– The FEEL of the movement and developing the mind-muscle connection. Do you know what muscle each exercise is supposed to be working and do you actually feel it? Or
– The RESISTANCE – are you lifting heavy enough or are you just going through the motions to get 15 reps?
– The FORM of the movement, which to me is most crucial. Make sure you are completing the exercise all the way up and all the way down in a slow, controlled fashion and are isolating the muscle you are training.
To begin creating your workout split at this level, I recommend starting with total body workouts 3x per week with at least one day in between each session. In each workout, be sure to hit one exercise for each muscle group. So your split would look like this:
Monday Total Body
Wednesday Total Body
Friday Total Body
TOTAL BODY WORKOUT VIDEO
AT HOME FAT BURNING CIRCUIT VIDEO
If you have been weight training for 6 months to 1 year:
You are now ready to take it to the next level. By this, I mean training each muscle group with higher volume (more exercises, more sets and more repetitions) during each workout. At this phase, you now have a better understanding of how to adjust machines, what exercises work each muscle group, whether or not your form is good and if you can feel the muscles working when performing the exercises. You are also ready to kick up the intensity of your workouts so you can keep getting stronger.
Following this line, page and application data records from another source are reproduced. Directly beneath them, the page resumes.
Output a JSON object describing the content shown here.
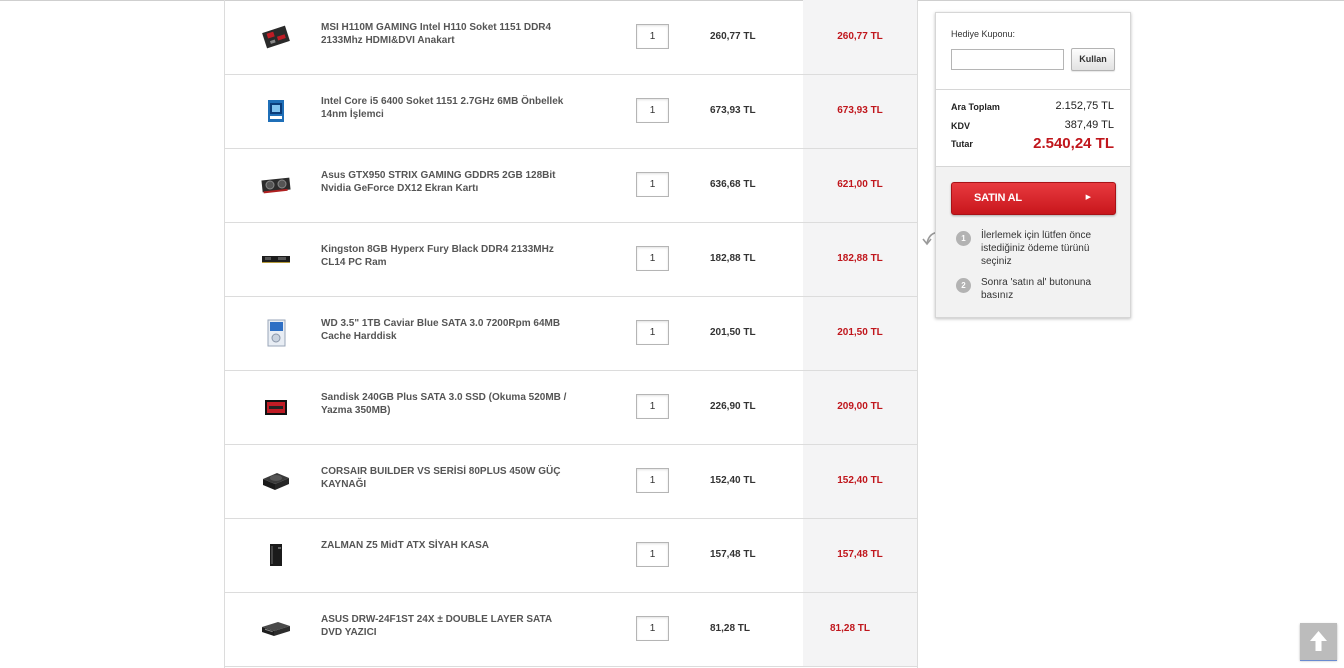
{
  "cart": {
    "items": [
      {
        "name": "MSI H110M GAMING Intel H110 Soket 1151 DDR4 2133Mhz HDMI&DVI Anakart",
        "icon": "motherboard-icon",
        "qty": "1",
        "unit_price": "260,77 TL",
        "total_price": "260,77 TL"
      },
      {
        "name": "Intel Core i5 6400 Soket 1151 2.7GHz 6MB Önbellek 14nm İşlemci",
        "icon": "cpu-box-icon",
        "qty": "1",
        "unit_price": "673,93 TL",
        "total_price": "673,93 TL"
      },
      {
        "name": "Asus GTX950 STRIX GAMING GDDR5 2GB 128Bit Nvidia GeForce DX12 Ekran Kartı",
        "icon": "graphics-card-icon",
        "qty": "1",
        "unit_price": "636,68 TL",
        "total_price": "621,00 TL"
      },
      {
        "name": "Kingston 8GB Hyperx Fury Black DDR4 2133MHz CL14 PC Ram",
        "icon": "ram-icon",
        "qty": "1",
        "unit_price": "182,88 TL",
        "total_price": "182,88 TL"
      },
      {
        "name": "WD 3.5\" 1TB Caviar Blue SATA 3.0 7200Rpm 64MB Cache Harddisk",
        "icon": "hard-disk-icon",
        "qty": "1",
        "unit_price": "201,50 TL",
        "total_price": "201,50 TL"
      },
      {
        "name": "Sandisk 240GB Plus SATA 3.0 SSD (Okuma 520MB / Yazma 350MB)",
        "icon": "ssd-icon",
        "qty": "1",
        "unit_price": "226,90 TL",
        "total_price": "209,00 TL"
      },
      {
        "name": "CORSAIR BUILDER VS SERİSİ 80PLUS 450W GÜÇ KAYNAĞI",
        "icon": "power-supply-icon",
        "qty": "1",
        "unit_price": "152,40 TL",
        "total_price": "152,40 TL"
      },
      {
        "name": "ZALMAN Z5 MidT ATX SİYAH KASA",
        "icon": "pc-case-icon",
        "qty": "1",
        "unit_price": "157,48 TL",
        "total_price": "157,48 TL"
      },
      {
        "name": "ASUS DRW-24F1ST 24X ± DOUBLE LAYER SATA DVD YAZICI",
        "icon": "dvd-writer-icon",
        "qty": "1",
        "unit_price": "81,28 TL",
        "total_price": "81,28 TL"
      }
    ]
  },
  "summary": {
    "coupon_label": "Hediye Kuponu:",
    "coupon_value": "",
    "coupon_button": "Kullan",
    "subtotal_label": "Ara Toplam",
    "subtotal_value": "2.152,75 TL",
    "tax_label": "KDV",
    "tax_value": "387,49 TL",
    "total_label": "Tutar",
    "total_value": "2.540,24 TL",
    "buy_label": "SATIN AL",
    "steps": [
      {
        "num": "1",
        "text": "İlerlemek için lütfen önce istediğiniz ödeme türünü seçiniz"
      },
      {
        "num": "2",
        "text": "Sonra 'satın al' butonuna basınız"
      }
    ],
    "accent_color": "#c0161c"
  },
  "scroll_top_icon": "arrow-up-icon"
}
To begin creating your workout split at this level, I recommend committing to at least 4 days a week, breaking down the days by upper and lower body. In each workout, you can perform two exercises for each muscle group. So your split would look like this:
Monday Upper body
Tuesday Lower body
Thursday Upper body
Friday Lower body
LEVEL: INTERMEDIATE TO ADVANCED
If you have been training for over 1 year
You are now ready to advance to hard core training mode 😉
At this phase, you are now strong enough to withstand an even higher amount of volume per muscle group since you have good base strength and a better understanding of weight training. By higher volume, I mean doing 4-6 different exercises for one muscle group instead of just one or two each workout. Through your year(s) of experience you have built up a good database of exercises and can think of at least 5-6 different ones for each muscle group. You are also ready to kick up the intensity and build more muscle.
At this level, I recommend committing to AT LEAST 4 days, but preferably 5 per week. In each workout, you will perform 4-6 exercises for that one particular muscle group. This allows you to hit that area of your body from many different angles. I also recommend starting your week off with the area of your body you want to improve the most or the one that is the hardest to complete. Here are some examples of how to set up your split:
LOWER BODY FOCUS
Monday Back (focus on pulldowns for width)
Friday Back (focus on rows for thickness and detail)
Monday Shoulders heavy
Tuesday Legs and calves
Thursday Back and triceps
Friday Shoulders light
Saturday Chest and biceps
As you can see, when focusing on a specific body part that you feel needs to be brought up, hitting it on more than one day a week can help you build muscle as long as you allow adequate recovery between workouts. Hopefully this helps some of you develop a plan of attack as far as how to structure your workouts based on your your training level and your individual goals.
Keep working hard!